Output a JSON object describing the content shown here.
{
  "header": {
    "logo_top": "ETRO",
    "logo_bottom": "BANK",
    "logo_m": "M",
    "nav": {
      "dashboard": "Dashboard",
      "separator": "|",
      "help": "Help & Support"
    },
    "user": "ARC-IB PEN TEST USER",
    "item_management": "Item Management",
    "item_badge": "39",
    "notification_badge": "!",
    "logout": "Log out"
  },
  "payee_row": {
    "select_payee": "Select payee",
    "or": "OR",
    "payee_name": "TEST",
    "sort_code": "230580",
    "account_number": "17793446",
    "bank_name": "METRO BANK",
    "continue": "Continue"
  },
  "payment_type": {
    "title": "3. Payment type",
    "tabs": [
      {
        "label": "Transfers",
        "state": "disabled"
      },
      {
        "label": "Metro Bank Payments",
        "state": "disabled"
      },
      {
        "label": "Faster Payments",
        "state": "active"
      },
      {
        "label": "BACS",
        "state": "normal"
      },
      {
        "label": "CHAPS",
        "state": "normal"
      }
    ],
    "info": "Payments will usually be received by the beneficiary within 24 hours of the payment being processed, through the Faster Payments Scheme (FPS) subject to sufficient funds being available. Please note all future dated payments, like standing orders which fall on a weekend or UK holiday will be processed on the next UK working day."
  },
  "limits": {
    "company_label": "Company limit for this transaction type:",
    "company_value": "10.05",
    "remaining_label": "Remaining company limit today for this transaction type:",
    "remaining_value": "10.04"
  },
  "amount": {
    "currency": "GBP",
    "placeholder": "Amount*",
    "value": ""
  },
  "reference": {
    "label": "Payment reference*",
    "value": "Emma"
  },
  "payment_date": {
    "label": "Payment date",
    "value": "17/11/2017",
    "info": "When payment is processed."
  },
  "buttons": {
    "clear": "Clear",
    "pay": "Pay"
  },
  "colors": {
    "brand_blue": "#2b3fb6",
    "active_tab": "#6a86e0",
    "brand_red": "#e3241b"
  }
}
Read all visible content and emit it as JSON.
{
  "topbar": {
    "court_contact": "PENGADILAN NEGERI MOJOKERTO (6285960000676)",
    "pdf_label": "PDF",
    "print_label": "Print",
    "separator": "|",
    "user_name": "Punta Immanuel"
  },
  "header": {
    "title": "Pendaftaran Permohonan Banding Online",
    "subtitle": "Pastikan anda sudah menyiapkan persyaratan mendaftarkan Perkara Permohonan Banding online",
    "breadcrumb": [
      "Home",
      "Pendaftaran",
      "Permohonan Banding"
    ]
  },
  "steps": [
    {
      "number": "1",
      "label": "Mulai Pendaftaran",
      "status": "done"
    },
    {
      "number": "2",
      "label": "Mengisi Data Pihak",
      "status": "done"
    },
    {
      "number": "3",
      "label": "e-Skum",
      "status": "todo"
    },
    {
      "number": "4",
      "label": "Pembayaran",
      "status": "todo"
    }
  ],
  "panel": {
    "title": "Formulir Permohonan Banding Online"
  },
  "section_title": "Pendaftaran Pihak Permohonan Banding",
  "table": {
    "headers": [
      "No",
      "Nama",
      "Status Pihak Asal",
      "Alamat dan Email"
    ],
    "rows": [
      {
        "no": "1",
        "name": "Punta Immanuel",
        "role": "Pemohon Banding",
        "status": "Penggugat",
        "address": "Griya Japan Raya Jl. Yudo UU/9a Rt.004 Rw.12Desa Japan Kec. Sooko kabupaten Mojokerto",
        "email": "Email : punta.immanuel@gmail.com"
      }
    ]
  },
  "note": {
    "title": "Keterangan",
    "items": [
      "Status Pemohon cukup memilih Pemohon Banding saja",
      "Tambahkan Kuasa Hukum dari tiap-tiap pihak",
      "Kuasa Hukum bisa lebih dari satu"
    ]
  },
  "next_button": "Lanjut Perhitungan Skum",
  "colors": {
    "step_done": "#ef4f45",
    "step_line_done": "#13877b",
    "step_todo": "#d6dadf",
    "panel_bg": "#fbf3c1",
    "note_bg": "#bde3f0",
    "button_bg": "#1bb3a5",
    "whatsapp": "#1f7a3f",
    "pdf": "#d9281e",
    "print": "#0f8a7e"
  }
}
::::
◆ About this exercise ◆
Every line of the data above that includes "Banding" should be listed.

◆ Result of the exercise ◆
    "title": "Pendaftaran Permohonan Banding Online",
    "subtitle": "Pastikan anda sudah menyiapkan persyaratan mendaftarkan Perkara Permohonan Banding online",
      "Permohonan Banding"
    "title": "Formulir Permohonan Banding Online"
  "section_title": "Pendaftaran Pihak Permohonan Banding",
        "role": "Pemohon Banding",
      "Status Pemohon cukup memilih Pemohon Banding saja",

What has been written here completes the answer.